RICHMOND, Va. — Dale Earnhardt Jr.’s lone scheduled race of the season — a one-off Xfinity Series effort — was intended to be a flashback, a low-pressure return to NASCAR competition after his retirement from full-time racing last season. It was also intended to be enjoyable, a goal that Earnhardt reiterated in a pace-lap radio communication to his pit crew: “Let’s have some fun, man.”
After 250 laps Friday night at Richmond Raceway, the fun factor was a turning-back of the clock to long-ago days, a rekindling of memories planted nearly two decades earlier to the last time he’d enjoyed racing this much.
“When I was racing Late Models in the ’90s, probably,” Earnhardt said. “I had a lot of fun in the late ’90s running the Xfinity Series, but I didn’t know I was having fun. I didn’t know how good I had it.”
Earnhardt had a sense of how good things could be by exceeding his own expectations in Friday night’s Go Bowling 250, where he led a race-high 96 laps before slipping to a fourth-place finish. The longtime fan favorite soaked in adoring cheers, spent time with his growing family and accepted well-wishes from many of his peers after the event.
It was an overflow of emotions for Earnhardt, who qualified second in a patchwork fifth JR Motorsports entry, then used a veteran’s poise to conserve his equipment and rise to the lead near the race’s midpoint. He picked up his first-ever stage victory and stayed solidly in contention, building a striking sense of anticipation that his one-race return could be a winner.
The apprehension wasn’t just the crowd’s. It was Earnhardt’s, too.
“I tried to come in here and just think, man, I really just want to have fun, I want to race, I want to do everything I’ve got to do,” he said. “Right around three-quarters of the way through that race, I’m like, man, if I don’t win, now I’m going to be disappointed. I done backed myself into a corner with my expectations getting so high. It’s easy to be disappointed that we didn’t win because we should (have).”
Those prospects held firm until Earnhardt’s No. 88 Chevrolet lost the race off pit road in the next-to-last caution period and faded with tire spin on a sprinkling of late restarts.
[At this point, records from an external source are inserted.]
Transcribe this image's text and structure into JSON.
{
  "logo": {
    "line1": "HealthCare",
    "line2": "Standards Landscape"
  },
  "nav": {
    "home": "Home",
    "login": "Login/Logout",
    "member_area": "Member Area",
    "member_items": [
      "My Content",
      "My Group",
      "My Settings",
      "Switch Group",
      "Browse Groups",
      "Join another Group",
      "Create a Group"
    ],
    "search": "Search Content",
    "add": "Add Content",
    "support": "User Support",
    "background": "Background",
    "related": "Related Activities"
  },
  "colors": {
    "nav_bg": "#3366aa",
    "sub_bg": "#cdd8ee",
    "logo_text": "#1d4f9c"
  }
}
Still, if there was any rust in his first race since last November, it barely showed.
“If you think about it, when a guy steps out of, say a baseball player no matter what level takes months and months off and get back out there, they don’t just start and pick up right where they left off,” Earnhardt said. “The sport is elite, the drivers are elite and this ain’t a hobby. These guys are the best. Some of these guys in this field will be winning Cup races and championships one day. … You just can’t assume you’re going to miss eight months or 10 months and come right in here and win, much less run in the top five. My expectations were just to kind of be in the top 10.”
Though his competitive juices got going once the field went green, Earnhardt was loose in pre-race ceremonies, conversing with his wife, Amy, and doting on his 4-month-old daughter, Isla Rose. Two fans pierced the intimate family moment, yelling out “Slide job!” in a nod to the TV call that resonated in Earnhardt’s debut as a broadcaster for NBC Sports. Earnhardt made eye contact and grinned.
He’ll resume his primary duties from the television booth starting Saturday evening at Richmond. But for one night at least, the 43-year-old driver was rejuvenated, having the same sort of adventure as a kid trying to scratch out a career at dimly lit short tracks with his Late Model crew.
This time, though, he got to spend it with his wife and daughter, coming oh-so-close to creating scrapbook memories in Victory Lane.
“She obviously won’t remember this, but she’ll have the photographs and all that stuff,” Earnhardt said of his infant daughter. “I don’t know what she’ll think about my racing career and how that’ll register with her since she won’t get to experience any of it, but we got to have one race together and Amy wouldn’t miss it. Isla’s here. It was a pretty important moment for me, personally.”